- Problem details
Using the data below, show every line where the word "emoji" occurs.

- Supplied material
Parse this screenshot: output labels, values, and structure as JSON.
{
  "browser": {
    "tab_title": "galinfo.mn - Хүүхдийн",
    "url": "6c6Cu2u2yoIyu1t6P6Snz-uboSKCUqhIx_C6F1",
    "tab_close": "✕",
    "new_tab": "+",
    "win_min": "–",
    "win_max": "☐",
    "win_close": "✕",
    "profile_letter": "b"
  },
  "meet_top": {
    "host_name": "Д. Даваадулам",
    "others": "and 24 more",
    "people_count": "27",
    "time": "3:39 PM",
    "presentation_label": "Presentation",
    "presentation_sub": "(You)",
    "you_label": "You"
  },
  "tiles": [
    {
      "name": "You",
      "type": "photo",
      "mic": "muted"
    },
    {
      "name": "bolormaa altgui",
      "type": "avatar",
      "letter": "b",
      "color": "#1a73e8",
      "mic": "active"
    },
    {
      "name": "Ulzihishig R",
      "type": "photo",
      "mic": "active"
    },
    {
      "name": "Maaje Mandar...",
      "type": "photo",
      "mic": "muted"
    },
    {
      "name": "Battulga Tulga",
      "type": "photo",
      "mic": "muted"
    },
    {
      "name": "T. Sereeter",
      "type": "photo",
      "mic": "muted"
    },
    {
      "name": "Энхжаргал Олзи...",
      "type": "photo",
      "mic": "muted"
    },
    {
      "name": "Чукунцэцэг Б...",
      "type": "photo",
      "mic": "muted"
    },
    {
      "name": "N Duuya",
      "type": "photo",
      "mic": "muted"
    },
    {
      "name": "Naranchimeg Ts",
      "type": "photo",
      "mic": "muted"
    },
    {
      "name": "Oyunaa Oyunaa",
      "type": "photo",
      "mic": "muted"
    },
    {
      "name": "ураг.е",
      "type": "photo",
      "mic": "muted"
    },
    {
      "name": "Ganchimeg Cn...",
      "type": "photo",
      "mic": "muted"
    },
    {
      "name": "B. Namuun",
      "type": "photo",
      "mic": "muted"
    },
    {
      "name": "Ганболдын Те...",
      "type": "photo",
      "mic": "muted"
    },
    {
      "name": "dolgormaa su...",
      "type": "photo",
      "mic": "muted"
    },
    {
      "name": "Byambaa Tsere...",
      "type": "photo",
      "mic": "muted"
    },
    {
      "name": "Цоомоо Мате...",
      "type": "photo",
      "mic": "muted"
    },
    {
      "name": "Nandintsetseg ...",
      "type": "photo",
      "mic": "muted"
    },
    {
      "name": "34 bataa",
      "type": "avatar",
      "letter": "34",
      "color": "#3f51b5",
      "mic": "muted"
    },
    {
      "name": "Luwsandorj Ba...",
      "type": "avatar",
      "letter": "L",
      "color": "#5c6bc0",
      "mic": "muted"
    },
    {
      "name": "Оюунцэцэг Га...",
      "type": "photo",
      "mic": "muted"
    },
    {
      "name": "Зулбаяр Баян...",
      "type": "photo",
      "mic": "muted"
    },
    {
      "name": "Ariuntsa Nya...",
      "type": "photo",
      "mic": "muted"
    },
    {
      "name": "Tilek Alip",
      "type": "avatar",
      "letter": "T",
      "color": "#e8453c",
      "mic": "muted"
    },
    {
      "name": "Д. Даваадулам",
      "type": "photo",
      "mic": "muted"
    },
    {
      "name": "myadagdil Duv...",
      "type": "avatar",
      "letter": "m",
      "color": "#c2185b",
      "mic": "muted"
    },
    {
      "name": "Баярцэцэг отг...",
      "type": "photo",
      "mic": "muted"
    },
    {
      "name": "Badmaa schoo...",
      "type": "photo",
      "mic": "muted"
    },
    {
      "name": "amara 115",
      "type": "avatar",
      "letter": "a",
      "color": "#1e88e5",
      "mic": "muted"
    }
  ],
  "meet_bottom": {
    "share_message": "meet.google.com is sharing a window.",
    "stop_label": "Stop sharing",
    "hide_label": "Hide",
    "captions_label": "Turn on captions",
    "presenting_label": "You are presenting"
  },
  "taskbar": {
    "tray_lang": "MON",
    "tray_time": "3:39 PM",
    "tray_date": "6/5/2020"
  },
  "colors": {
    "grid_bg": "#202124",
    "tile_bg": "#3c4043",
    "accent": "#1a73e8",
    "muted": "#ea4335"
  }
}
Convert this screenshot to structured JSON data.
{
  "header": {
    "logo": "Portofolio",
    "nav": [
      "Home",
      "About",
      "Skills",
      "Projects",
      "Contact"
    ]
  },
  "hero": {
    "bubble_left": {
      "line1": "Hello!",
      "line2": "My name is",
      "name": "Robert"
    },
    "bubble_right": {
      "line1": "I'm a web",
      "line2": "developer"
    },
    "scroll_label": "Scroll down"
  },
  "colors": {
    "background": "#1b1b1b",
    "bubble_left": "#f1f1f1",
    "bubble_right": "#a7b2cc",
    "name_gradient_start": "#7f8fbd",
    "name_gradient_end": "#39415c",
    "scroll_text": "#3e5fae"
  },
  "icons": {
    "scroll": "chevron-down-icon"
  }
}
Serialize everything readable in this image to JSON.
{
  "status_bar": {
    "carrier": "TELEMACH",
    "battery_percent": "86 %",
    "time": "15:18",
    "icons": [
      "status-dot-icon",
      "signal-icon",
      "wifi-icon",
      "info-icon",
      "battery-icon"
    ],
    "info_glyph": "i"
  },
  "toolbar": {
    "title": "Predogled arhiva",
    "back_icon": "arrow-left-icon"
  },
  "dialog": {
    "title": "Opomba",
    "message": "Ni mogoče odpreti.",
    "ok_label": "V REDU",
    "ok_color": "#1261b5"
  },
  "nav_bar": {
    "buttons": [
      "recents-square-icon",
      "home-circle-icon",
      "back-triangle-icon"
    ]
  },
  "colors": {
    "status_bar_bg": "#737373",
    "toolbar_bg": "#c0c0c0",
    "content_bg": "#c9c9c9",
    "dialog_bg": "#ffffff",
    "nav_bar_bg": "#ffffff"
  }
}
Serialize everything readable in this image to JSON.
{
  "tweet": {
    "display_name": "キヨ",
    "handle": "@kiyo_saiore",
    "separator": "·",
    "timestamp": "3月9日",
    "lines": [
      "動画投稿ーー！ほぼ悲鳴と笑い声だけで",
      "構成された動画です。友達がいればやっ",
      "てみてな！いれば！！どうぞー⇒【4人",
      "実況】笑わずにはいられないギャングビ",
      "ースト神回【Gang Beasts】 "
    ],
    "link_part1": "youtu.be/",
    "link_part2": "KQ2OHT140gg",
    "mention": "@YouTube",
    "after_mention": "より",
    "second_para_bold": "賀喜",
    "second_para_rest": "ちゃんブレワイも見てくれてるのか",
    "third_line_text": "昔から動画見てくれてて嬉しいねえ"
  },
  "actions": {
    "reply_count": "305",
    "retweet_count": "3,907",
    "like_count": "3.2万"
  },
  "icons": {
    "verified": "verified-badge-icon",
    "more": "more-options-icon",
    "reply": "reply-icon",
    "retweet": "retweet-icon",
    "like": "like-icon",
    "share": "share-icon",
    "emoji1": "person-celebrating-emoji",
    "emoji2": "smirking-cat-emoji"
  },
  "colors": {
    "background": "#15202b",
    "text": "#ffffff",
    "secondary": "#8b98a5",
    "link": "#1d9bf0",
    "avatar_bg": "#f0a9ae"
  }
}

- Solved exercise
    "emoji1": "person-celebrating-emoji",
    "emoji2": "smirking-cat-emoji"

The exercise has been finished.